2020 has had many tense, alarming, and outright scary moments. But there are a few silver linings for all of us to hold onto as we trudge through this year. One of those is the resurgence of homemade bread and bread-like products, chiefly sourdough.
At the start of the pandemic shutdowns, a lot of folks turned to baking to ease the, well, unease (I was one of those people—so, so many cookies were made!) and landed on bread baking as a great option. As a bonus, hand kneading can work out a lot of stress! But very quickly after the toilet paper, hand sanitizer, and cleaning wipes ran out, so did the yeast. So, many resourceful bakers decided they’d make their own in the form of a sourdough starter.
Sourdough starters are easy enough to get going and pretty easy to maintain. To start, you need two basic ingredients: flour and water. You’ll also need a decent-sized jar or crock (something that can hold at least 4 cups) and something to cover the jar (a cheese cloth or flour sack towel and a rubber band works well for me, but you can also just cover loosely with the lid or plastic wrap; others use a paper towel and a rubber band).
The process from How to Bake Bread, a class available in Universal Class, gets you started by mixing 4 ounces of flour (your choice—this recipe starts with AP flour, but others use bread flour or whole wheat flour) with 4 ounces of filtered or distilled water. Mix those together until they become a smooth batter and let it sit on your counter (or on a window ledge if your house/kitchen is cold) loosely covered. Repeat these steps for about five days; each day you will see more bubbles, and the mixture will become looser (almost like a runny pancake batter). Once you get to this stage, you are good to go for baking!
Once you’ve got your starter going, don’t forget to keep feeding! Once you get to the “good for baking stage,” you’ll actually discard and feed each day (or twice a day). When your starter is ripe, before each feeding, remove about 1 cup of “discard,” and then mix in the usual 4 ounces flour and 4 ounces water. You can use the discard for your baking. Most recipes call for 1 cup of starter (this may be referred to as discard or “levain”). If you don’t feel like baking with the discard, you can literally discard it (rinsing it down the sink works just fine).
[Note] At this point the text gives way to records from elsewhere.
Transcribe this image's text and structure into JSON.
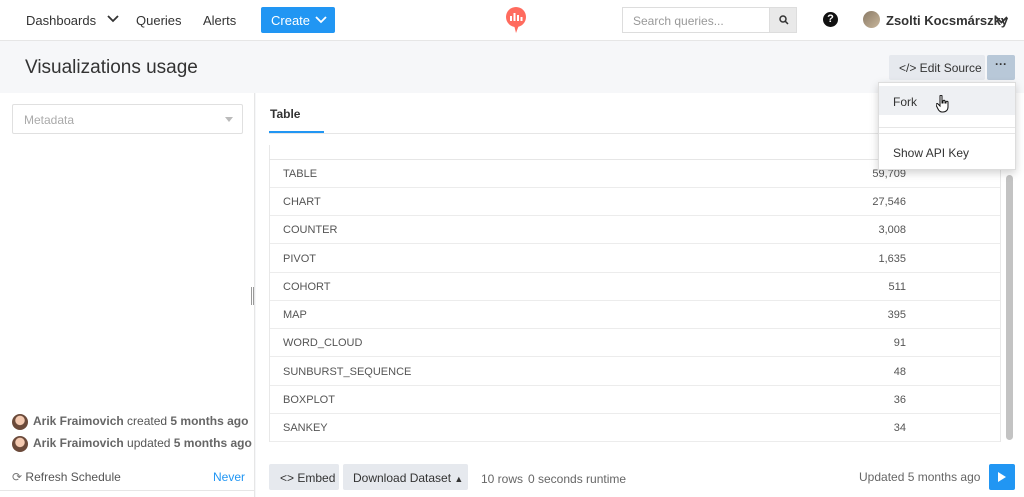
{
  "nav": {
    "dashboards": "Dashboards",
    "queries": "Queries",
    "alerts": "Alerts",
    "create": "Create",
    "search_placeholder": "Search queries...",
    "help": "?",
    "user_name": "Zsolti Kocsmárszky"
  },
  "header": {
    "title": "Visualizations usage",
    "edit_source": "</> Edit Source",
    "more": "···"
  },
  "dropdown": {
    "fork": "Fork",
    "show_api_key": "Show API Key"
  },
  "schema": {
    "placeholder": "Metadata"
  },
  "query_info": {
    "created_by": "Arik Fraimovich",
    "created_label": "created",
    "created_time": "5 months ago",
    "updated_by": "Arik Fraimovich",
    "updated_label": "updated",
    "updated_time": "5 months ago",
    "refresh_label": "Refresh Schedule",
    "refresh_value": "Never"
  },
  "tabs": {
    "table": "Table"
  },
  "table": {
    "rows": [
      {
        "type": "TABLE",
        "count": "59,709"
      },
      {
        "type": "CHART",
        "count": "27,546"
      },
      {
        "type": "COUNTER",
        "count": "3,008"
      },
      {
        "type": "PIVOT",
        "count": "1,635"
      },
      {
        "type": "COHORT",
        "count": "511"
      },
      {
        "type": "MAP",
        "count": "395"
      },
      {
        "type": "WORD_CLOUD",
        "count": "91"
      },
      {
        "type": "SUNBURST_SEQUENCE",
        "count": "48"
      },
      {
        "type": "BOXPLOT",
        "count": "36"
      },
      {
        "type": "SANKEY",
        "count": "34"
      }
    ]
  },
  "footer": {
    "embed": "<> Embed",
    "download": "Download Dataset",
    "rows": "10 rows",
    "runtime": "0 seconds runtime",
    "updated": "Updated 5 months ago"
  },
  "colors": {
    "accent": "#2196f3",
    "logo": "#ff6b5e"
  }
}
If you’re heading out of town or just don’t want to mess with consistent feeding, you can also store your starter in the fridge for a few days. If you’re going to refrigerate, feed it as you normally would, let it sit for a couple hours to do its thing, and then pop it in the fridge. When you’re ready to use it again, pull it out of the fridge, and let it sit to “wake up” for a couple hours before you feed it again. You can also store discard in the fridge for a few days.
If you feel as if you’ll forget to feed the starter, a common suggestion is to name it! In fact, there are tons of articles and threads on the internet for clever names. I just call mine “The Baby,” so I feed The Baby twice a day. It’s pretty hilarious when I forget and literally blurt out, “I forgot to feed The Baby!”
Now that you’ve got a ripe starter, it’s time to find recipes! Most people default to sourdough bread to use their starter, but you can do so much more! Basically, you can use sourdough starter as the yeast in nearly any recipe. But places like King Arthur Baking and Pinterest are excellent stops for quick recipes. I’ve been making King Arthur’s biscuits, and they are *chef’s kiss.* I’ve also found recipes for sourdough pancakes that are enormously fluffy and a great way to finish off my blueberries. You can also find recipes using resources from the Library!
The bread baking class from Universal Class mentioned above has several recipes (including one specifically for sourdough bread). You can also find some excellent recipes in various cookbooks available from OverDrive or from the Library’s physical collection.
Consumer Technology Specialist